- WHAT YOU WILL DO:
Your answer should be an exact copy of the data.

····················

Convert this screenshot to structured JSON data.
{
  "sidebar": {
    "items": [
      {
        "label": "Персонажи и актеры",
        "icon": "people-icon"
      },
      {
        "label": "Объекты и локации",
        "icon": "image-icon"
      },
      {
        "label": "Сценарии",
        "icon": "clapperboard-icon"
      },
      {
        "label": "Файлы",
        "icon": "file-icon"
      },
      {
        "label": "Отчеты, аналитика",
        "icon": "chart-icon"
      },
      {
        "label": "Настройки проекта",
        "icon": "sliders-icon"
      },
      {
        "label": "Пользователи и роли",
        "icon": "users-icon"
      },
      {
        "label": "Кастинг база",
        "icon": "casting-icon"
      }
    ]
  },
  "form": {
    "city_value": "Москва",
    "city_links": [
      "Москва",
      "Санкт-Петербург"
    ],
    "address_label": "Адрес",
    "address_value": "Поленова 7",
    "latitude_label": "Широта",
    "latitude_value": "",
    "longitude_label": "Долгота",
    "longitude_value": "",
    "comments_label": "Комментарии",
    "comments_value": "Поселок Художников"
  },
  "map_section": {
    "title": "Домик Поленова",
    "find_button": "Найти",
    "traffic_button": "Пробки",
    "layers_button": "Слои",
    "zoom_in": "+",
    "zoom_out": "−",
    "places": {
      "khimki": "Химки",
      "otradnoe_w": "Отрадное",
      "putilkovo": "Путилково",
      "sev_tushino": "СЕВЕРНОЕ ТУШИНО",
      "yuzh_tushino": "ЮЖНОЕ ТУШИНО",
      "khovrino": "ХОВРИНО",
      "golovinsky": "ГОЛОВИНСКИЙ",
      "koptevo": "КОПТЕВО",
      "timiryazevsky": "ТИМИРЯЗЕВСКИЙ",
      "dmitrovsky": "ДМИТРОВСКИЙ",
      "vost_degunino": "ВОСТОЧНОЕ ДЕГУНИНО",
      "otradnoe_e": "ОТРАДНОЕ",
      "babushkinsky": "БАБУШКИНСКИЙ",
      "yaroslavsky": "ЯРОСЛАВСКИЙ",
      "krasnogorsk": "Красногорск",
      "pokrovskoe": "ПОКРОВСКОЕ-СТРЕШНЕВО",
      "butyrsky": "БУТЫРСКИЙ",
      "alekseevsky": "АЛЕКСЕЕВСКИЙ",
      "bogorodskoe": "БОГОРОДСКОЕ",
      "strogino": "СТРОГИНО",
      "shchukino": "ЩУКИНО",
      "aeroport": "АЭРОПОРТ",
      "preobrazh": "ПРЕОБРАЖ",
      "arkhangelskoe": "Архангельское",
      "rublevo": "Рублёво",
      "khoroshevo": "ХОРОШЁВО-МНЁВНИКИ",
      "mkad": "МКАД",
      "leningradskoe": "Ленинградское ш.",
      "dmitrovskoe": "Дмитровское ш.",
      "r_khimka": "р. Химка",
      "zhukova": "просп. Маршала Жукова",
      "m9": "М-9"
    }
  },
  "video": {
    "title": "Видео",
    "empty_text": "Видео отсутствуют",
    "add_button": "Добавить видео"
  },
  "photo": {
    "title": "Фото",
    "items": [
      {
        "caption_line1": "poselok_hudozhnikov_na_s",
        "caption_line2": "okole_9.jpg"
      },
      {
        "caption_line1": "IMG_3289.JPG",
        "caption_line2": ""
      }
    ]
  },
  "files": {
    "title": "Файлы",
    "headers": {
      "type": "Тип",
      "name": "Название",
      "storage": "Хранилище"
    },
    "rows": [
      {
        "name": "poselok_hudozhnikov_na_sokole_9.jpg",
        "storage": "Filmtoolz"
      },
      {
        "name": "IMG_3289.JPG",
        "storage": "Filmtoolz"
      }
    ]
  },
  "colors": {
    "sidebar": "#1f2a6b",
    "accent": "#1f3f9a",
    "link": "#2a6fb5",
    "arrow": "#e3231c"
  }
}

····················

- FINAL ANSWER:
Convert this screenshot to structured JSON data.
{
  "sidebar": {
    "items": [
      {
        "label": "Персонажи и актеры",
        "icon": "people-icon"
      },
      {
        "label": "Объекты и локации",
        "icon": "image-icon"
      },
      {
        "label": "Сценарии",
        "icon": "clapperboard-icon"
      },
      {
        "label": "Файлы",
        "icon": "file-icon"
      },
      {
        "label": "Отчеты, аналитика",
        "icon": "chart-icon"
      },
      {
        "label": "Настройки проекта",
        "icon": "sliders-icon"
      },
      {
        "label": "Пользователи и роли",
        "icon": "users-icon"
      },
      {
        "label": "Кастинг база",
        "icon": "casting-icon"
      }
    ]
  },
  "form": {
    "city_value": "Москва",
    "city_links": [
      "Москва",
      "Санкт-Петербург"
    ],
    "address_label": "Адрес",
    "address_value": "Поленова 7",
    "latitude_label": "Широта",
    "latitude_value": "",
    "longitude_label": "Долгота",
    "longitude_value": "",
    "comments_label": "Комментарии",
    "comments_value": "Поселок Художников"
  },
  "map_section": {
    "title": "Домик Поленова",
    "find_button": "Найти",
    "traffic_button": "Пробки",
    "layers_button": "Слои",
    "zoom_in": "+",
    "zoom_out": "−",
    "places": {
      "khimki": "Химки",
      "otradnoe_w": "Отрадное",
      "putilkovo": "Путилково",
      "sev_tushino": "СЕВЕРНОЕ ТУШИНО",
      "yuzh_tushino": "ЮЖНОЕ ТУШИНО",
      "khovrino": "ХОВРИНО",
      "golovinsky": "ГОЛОВИНСКИЙ",
      "koptevo": "КОПТЕВО",
      "timiryazevsky": "ТИМИРЯЗЕВСКИЙ",
      "dmitrovsky": "ДМИТРОВСКИЙ",
      "vost_degunino": "ВОСТОЧНОЕ ДЕГУНИНО",
      "otradnoe_e": "ОТРАДНОЕ",
      "babushkinsky": "БАБУШКИНСКИЙ",
      "yaroslavsky": "ЯРОСЛАВСКИЙ",
      "krasnogorsk": "Красногорск",
      "pokrovskoe": "ПОКРОВСКОЕ-СТРЕШНЕВО",
      "butyrsky": "БУТЫРСКИЙ",
      "alekseevsky": "АЛЕКСЕЕВСКИЙ",
      "bogorodskoe": "БОГОРОДСКОЕ",
      "strogino": "СТРОГИНО",
      "shchukino": "ЩУКИНО",
      "aeroport": "АЭРОПОРТ",
      "preobrazh": "ПРЕОБРАЖ",
      "arkhangelskoe": "Архангельское",
      "rublevo": "Рублёво",
      "khoroshevo": "ХОРОШЁВО-МНЁВНИКИ",
      "mkad": "МКАД",
      "leningradskoe": "Ленинградское ш.",
      "dmitrovskoe": "Дмитровское ш.",
      "r_khimka": "р. Химка",
      "zhukova": "просп. Маршала Жукова",
      "m9": "М-9"
    }
  },
  "video": {
    "title": "Видео",
    "empty_text": "Видео отсутствуют",
    "add_button": "Добавить видео"
  },
  "photo": {
    "title": "Фото",
    "items": [
      {
        "caption_line1": "poselok_hudozhnikov_na_s",
        "caption_line2": "okole_9.jpg"
      },
      {
        "caption_line1": "IMG_3289.JPG",
        "caption_line2": ""
      }
    ]
  },
  "files": {
    "title": "Файлы",
    "headers": {
      "type": "Тип",
      "name": "Название",
      "storage": "Хранилище"
    },
    "rows": [
      {
        "name": "poselok_hudozhnikov_na_sokole_9.jpg",
        "storage": "Filmtoolz"
      },
      {
        "name": "IMG_3289.JPG",
        "storage": "Filmtoolz"
      }
    ]
  },
  "colors": {
    "sidebar": "#1f2a6b",
    "accent": "#1f3f9a",
    "link": "#2a6fb5",
    "arrow": "#e3231c"
  }
}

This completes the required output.